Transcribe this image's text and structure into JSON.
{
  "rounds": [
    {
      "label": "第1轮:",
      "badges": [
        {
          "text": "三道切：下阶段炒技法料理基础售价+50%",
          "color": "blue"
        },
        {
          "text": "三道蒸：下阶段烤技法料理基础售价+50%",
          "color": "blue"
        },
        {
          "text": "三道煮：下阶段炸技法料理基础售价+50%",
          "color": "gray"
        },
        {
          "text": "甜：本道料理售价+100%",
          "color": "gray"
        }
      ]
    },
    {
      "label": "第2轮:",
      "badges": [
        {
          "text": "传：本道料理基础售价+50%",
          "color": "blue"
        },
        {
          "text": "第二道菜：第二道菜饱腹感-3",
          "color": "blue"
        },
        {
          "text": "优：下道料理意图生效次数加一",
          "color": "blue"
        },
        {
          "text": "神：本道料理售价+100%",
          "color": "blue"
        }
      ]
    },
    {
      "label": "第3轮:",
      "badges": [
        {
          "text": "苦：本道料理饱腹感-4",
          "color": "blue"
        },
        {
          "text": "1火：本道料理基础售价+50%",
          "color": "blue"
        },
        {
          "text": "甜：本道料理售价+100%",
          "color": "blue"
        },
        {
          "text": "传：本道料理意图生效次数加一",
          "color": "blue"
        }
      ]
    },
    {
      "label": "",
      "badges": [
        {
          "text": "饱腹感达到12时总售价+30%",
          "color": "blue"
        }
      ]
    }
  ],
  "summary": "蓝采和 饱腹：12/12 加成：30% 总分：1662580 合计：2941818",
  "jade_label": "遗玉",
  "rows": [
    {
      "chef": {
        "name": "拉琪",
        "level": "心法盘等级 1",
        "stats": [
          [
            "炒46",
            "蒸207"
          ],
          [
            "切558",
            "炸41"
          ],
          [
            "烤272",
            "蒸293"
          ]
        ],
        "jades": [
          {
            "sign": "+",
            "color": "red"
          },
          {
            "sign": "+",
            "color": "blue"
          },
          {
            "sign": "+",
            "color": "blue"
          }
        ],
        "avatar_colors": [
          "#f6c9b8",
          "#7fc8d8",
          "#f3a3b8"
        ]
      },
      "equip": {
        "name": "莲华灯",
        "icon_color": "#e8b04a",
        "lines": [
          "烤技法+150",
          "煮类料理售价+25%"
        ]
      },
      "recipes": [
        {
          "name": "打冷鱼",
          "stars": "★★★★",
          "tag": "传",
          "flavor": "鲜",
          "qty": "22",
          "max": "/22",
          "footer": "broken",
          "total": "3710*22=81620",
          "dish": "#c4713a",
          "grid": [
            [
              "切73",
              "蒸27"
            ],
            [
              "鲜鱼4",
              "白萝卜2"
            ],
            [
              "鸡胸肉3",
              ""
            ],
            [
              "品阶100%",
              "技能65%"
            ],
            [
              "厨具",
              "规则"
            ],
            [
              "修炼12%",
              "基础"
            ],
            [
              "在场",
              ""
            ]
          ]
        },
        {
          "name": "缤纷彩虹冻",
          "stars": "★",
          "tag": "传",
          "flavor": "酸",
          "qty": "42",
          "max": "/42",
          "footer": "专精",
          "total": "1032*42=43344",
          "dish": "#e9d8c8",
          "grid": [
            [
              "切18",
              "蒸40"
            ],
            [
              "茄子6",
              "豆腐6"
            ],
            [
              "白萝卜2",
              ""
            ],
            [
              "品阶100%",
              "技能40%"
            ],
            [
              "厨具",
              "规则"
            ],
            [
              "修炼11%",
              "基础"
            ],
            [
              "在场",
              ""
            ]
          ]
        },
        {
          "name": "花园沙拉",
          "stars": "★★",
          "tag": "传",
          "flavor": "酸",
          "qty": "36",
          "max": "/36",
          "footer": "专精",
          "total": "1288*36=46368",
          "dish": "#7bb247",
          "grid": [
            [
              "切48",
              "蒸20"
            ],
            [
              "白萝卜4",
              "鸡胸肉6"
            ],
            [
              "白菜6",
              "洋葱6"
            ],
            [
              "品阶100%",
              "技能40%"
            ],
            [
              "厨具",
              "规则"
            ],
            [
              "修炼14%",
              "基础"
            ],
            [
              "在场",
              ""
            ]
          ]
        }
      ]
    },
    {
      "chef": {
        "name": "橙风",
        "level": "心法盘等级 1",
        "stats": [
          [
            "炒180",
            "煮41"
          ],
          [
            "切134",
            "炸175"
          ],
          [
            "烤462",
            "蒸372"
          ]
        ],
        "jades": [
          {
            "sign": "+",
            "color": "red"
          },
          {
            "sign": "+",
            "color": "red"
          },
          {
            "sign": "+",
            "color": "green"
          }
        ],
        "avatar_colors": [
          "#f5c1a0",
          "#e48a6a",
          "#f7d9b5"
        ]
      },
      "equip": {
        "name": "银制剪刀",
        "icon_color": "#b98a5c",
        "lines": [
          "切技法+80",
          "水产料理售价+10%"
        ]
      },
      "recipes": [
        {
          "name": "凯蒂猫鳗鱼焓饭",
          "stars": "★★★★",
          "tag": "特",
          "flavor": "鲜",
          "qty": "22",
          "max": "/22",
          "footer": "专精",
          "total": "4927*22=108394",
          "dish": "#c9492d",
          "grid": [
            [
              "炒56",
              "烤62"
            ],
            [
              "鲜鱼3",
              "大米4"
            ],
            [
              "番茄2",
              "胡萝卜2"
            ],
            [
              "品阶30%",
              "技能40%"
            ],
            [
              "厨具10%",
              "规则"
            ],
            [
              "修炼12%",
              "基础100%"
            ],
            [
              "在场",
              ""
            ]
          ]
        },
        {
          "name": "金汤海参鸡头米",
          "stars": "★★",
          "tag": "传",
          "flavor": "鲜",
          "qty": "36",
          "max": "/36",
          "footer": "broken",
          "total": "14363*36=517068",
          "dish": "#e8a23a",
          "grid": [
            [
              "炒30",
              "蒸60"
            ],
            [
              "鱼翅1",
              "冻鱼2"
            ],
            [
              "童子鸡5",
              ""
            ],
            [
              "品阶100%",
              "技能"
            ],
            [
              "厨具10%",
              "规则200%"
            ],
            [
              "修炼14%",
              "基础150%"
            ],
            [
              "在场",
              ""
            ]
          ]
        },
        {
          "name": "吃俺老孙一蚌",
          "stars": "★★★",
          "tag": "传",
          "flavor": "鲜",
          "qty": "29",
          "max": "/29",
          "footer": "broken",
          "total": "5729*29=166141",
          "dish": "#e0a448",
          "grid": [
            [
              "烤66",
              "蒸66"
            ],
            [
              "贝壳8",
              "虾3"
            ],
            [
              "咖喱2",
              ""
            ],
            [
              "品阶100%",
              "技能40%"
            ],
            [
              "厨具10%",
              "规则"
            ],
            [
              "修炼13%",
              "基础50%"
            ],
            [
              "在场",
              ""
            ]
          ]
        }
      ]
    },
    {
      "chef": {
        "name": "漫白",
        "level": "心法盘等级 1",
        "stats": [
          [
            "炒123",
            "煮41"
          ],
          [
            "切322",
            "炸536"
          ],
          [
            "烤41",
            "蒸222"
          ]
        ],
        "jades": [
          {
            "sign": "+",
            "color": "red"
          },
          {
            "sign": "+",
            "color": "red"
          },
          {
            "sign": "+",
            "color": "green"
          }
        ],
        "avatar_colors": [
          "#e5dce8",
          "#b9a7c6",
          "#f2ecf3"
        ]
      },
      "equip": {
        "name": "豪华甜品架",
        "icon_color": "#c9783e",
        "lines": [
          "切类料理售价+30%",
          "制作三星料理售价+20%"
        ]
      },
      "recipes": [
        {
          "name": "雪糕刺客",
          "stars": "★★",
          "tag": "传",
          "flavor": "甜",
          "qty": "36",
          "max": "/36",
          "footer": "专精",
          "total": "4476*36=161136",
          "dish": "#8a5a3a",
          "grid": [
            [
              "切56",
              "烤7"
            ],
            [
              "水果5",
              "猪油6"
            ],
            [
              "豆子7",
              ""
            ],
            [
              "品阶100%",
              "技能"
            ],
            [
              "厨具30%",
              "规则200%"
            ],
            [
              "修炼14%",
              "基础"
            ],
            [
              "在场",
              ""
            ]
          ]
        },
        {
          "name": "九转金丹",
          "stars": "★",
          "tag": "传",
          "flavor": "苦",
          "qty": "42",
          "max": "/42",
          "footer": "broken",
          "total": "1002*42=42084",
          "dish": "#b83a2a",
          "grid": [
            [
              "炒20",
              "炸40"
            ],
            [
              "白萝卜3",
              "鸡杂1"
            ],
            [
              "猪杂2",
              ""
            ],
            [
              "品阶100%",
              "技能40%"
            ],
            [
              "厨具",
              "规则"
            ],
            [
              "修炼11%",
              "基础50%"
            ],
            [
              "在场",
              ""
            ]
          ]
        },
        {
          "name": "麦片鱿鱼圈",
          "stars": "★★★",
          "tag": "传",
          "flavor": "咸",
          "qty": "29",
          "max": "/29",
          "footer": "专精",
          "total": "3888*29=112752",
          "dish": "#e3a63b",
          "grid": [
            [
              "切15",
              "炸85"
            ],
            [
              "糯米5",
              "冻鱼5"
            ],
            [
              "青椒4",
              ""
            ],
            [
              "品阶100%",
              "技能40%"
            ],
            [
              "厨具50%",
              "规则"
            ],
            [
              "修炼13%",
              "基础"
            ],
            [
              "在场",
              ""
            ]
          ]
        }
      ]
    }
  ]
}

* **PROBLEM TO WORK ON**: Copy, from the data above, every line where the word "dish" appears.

* **ANSWER SPACE**:
          "dish": "#c4713a",
          "dish": "#e9d8c8",
          "dish": "#7bb247",
          "dish": "#c9492d",
          "dish": "#e8a23a",
          "dish": "#e0a448",
          "dish": "#8a5a3a",
          "dish": "#b83a2a",
          "dish": "#e3a63b",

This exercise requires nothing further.